In another Houston case, one with ironic echoes of Terri Schiavo, the wife of Spiro Nikolouzos wants tube-feeding for her persistently unconscious husband, based on his previously stated desire to live. But unlike Schiavo's, Nikolouzos's personal wishes are not deemed determinative: A hospital ethics committee voted to refuse to continue his tube-supplied food and water and ventilator support. He would have died, but a San Antonio hospital unexpectedly agreed to provide the care. Then its ethics committee also decided to cut off care, but Nikolouzos was transferred to a nursing home. For the moment, Nikolouzos is being allowed to stay alive. But the final decision about the matter isn't his wife's: Under futilitarian Texas law, it belongs to committees of bioethicists and doctors.

In this darkening atmosphere, the Leslie Burke case could not be more important. If Burke loses on appeal, patients in Britain will be stripped of the basic human right to receive food and water through a feeding tube. Such a ruling should send a cold shiver through disabled, elderly, and dying patients everywhere.

Moreover, given the increasing propensity of some Supreme Court justices to look overseas when deciding issues of American law, a Burke loss could plausibly end up reinforcing futile care laws in this country. There will undoubtedly be protracted litigation on this issue in coming years. How Leslie Burke fares may determine whether futile care theory is allowed to metamorphose from ad hoc health care rationing into an explicit--and expanding--duty to die.

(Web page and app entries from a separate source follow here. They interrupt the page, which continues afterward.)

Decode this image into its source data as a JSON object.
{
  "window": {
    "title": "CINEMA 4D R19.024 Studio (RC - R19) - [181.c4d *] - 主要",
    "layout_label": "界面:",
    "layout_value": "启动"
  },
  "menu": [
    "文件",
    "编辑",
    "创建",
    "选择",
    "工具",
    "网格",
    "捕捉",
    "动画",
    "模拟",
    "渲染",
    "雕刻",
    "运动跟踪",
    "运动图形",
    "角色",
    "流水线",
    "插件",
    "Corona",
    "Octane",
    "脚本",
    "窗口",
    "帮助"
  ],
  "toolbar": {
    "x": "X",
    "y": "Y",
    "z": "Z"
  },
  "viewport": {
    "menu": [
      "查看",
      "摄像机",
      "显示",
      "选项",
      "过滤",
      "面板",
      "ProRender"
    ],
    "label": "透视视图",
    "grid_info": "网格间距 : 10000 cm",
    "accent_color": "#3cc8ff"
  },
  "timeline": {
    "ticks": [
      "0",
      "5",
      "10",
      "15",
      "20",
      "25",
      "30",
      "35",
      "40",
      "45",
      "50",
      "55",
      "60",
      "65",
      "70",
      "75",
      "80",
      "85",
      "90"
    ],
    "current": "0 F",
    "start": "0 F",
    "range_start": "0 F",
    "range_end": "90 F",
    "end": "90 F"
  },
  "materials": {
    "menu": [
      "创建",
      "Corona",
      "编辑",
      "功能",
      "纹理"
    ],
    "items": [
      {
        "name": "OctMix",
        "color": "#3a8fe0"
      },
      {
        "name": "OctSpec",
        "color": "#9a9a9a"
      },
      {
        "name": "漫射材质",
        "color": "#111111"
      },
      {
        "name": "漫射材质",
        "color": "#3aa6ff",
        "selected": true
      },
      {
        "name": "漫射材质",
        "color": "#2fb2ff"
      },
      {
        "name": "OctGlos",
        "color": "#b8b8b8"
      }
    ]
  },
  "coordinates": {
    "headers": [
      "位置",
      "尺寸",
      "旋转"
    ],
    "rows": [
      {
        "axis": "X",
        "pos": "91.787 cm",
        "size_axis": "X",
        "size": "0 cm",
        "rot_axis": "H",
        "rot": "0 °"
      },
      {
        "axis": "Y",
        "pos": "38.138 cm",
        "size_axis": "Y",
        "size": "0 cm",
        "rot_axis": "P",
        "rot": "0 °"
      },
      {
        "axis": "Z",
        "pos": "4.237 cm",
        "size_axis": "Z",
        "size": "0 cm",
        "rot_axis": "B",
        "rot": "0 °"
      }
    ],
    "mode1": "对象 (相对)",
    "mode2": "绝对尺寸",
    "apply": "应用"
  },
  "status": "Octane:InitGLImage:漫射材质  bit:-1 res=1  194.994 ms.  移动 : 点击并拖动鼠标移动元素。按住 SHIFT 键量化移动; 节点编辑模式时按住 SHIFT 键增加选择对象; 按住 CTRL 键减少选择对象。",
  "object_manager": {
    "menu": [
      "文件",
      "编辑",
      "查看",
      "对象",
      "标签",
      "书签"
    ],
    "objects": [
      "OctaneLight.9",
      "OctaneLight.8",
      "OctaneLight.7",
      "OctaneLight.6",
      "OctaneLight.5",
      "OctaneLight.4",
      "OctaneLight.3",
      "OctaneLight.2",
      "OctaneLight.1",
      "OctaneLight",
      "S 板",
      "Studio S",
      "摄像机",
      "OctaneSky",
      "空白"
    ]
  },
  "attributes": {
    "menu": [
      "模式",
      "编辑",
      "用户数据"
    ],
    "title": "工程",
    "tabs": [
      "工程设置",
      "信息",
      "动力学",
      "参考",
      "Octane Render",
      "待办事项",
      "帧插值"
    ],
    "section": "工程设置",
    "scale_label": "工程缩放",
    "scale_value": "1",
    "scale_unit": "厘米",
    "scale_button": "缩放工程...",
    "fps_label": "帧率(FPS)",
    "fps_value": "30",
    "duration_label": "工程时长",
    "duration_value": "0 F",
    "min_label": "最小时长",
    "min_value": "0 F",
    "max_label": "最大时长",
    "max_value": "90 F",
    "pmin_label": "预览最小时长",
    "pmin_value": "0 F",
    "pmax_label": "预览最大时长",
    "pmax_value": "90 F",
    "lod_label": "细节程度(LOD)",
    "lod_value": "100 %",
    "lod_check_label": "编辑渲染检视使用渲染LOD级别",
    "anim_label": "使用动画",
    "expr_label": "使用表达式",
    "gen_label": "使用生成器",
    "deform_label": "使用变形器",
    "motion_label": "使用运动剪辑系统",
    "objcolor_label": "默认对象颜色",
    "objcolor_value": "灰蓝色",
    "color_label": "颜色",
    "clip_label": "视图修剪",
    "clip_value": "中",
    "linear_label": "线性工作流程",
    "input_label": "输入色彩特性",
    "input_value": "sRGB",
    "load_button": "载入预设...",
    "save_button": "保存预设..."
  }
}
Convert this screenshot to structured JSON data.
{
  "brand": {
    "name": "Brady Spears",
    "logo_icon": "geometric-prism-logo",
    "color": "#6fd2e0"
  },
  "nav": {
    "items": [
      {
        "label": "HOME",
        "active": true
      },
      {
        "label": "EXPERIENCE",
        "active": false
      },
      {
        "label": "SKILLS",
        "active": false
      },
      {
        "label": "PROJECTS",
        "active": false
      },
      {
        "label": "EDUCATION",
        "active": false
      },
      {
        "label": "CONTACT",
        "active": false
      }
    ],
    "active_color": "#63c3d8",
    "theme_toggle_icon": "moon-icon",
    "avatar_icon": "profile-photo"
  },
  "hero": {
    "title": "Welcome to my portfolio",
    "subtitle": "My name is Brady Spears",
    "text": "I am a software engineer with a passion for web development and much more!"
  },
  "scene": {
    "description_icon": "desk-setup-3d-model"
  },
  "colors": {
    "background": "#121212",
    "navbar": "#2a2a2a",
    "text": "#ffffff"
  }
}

Wesley J. Smith, a senior fellow at the Discovery Institute and an attorney and consultant for the International Task Force on Euthanasia and Assisted Suicide, is the author, most recently, of Consumer's Guide to a Brave New World.